[Opening The input section]

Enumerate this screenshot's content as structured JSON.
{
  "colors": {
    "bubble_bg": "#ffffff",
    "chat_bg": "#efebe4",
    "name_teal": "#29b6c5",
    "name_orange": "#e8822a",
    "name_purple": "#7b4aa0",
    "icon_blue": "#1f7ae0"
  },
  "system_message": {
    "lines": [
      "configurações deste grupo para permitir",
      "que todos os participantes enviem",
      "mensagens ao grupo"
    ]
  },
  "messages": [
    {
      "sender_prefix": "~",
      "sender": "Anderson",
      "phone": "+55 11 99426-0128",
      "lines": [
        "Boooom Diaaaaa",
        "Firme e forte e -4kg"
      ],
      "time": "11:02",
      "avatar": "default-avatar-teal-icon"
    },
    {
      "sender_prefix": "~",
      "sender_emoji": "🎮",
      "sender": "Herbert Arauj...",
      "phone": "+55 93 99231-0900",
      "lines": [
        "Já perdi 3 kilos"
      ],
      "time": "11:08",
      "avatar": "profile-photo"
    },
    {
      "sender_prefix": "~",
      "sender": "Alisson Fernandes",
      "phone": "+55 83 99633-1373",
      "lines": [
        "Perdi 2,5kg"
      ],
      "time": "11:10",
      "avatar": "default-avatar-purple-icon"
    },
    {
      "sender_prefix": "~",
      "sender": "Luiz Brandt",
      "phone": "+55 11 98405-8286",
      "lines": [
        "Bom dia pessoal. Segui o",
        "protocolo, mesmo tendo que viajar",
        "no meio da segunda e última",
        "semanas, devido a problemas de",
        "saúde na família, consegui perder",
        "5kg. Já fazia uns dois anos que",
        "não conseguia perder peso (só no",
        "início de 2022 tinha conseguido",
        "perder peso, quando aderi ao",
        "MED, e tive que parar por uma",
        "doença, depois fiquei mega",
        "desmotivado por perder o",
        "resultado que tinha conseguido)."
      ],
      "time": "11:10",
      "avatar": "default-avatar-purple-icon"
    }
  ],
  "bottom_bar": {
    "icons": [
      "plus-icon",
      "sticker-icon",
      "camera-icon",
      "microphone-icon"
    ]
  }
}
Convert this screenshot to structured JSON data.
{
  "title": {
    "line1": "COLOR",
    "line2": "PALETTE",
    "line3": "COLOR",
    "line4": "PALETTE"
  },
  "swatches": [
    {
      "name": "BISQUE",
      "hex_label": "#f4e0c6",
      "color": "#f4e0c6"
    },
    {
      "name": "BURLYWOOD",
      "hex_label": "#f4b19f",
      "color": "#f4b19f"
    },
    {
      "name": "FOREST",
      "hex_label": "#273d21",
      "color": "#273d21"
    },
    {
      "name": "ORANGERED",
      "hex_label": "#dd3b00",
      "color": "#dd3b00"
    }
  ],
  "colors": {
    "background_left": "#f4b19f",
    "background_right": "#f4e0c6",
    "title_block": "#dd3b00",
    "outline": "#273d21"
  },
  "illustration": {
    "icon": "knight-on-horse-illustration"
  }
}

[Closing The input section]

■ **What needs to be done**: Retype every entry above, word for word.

■ **Task answer**:
Enumerate this screenshot's content as structured JSON.
{
  "colors": {
    "bubble_bg": "#ffffff",
    "chat_bg": "#efebe4",
    "name_teal": "#29b6c5",
    "name_orange": "#e8822a",
    "name_purple": "#7b4aa0",
    "icon_blue": "#1f7ae0"
  },
  "system_message": {
    "lines": [
      "configurações deste grupo para permitir",
      "que todos os participantes enviem",
      "mensagens ao grupo"
    ]
  },
  "messages": [
    {
      "sender_prefix": "~",
      "sender": "Anderson",
      "phone": "+55 11 99426-0128",
      "lines": [
        "Boooom Diaaaaa",
        "Firme e forte e -4kg"
      ],
      "time": "11:02",
      "avatar": "default-avatar-teal-icon"
    },
    {
      "sender_prefix": "~",
      "sender_emoji": "🎮",
      "sender": "Herbert Arauj...",
      "phone": "+55 93 99231-0900",
      "lines": [
        "Já perdi 3 kilos"
      ],
      "time": "11:08",
      "avatar": "profile-photo"
    },
    {
      "sender_prefix": "~",
      "sender": "Alisson Fernandes",
      "phone": "+55 83 99633-1373",
      "lines": [
        "Perdi 2,5kg"
      ],
      "time": "11:10",
      "avatar": "default-avatar-purple-icon"
    },
    {
      "sender_prefix": "~",
      "sender": "Luiz Brandt",
      "phone": "+55 11 98405-8286",
      "lines": [
        "Bom dia pessoal. Segui o",
        "protocolo, mesmo tendo que viajar",
        "no meio da segunda e última",
        "semanas, devido a problemas de",
        "saúde na família, consegui perder",
        "5kg. Já fazia uns dois anos que",
        "não conseguia perder peso (só no",
        "início de 2022 tinha conseguido",
        "perder peso, quando aderi ao",
        "MED, e tive que parar por uma",
        "doença, depois fiquei mega",
        "desmotivado por perder o",
        "resultado que tinha conseguido)."
      ],
      "time": "11:10",
      "avatar": "default-avatar-purple-icon"
    }
  ],
  "bottom_bar": {
    "icons": [
      "plus-icon",
      "sticker-icon",
      "camera-icon",
      "microphone-icon"
    ]
  }
}
Convert this screenshot to structured JSON data.
{
  "title": {
    "line1": "COLOR",
    "line2": "PALETTE",
    "line3": "COLOR",
    "line4": "PALETTE"
  },
  "swatches": [
    {
      "name": "BISQUE",
      "hex_label": "#f4e0c6",
      "color": "#f4e0c6"
    },
    {
      "name": "BURLYWOOD",
      "hex_label": "#f4b19f",
      "color": "#f4b19f"
    },
    {
      "name": "FOREST",
      "hex_label": "#273d21",
      "color": "#273d21"
    },
    {
      "name": "ORANGERED",
      "hex_label": "#dd3b00",
      "color": "#dd3b00"
    }
  ],
  "colors": {
    "background_left": "#f4b19f",
    "background_right": "#f4e0c6",
    "title_block": "#dd3b00",
    "outline": "#273d21"
  },
  "illustration": {
    "icon": "knight-on-horse-illustration"
  }
}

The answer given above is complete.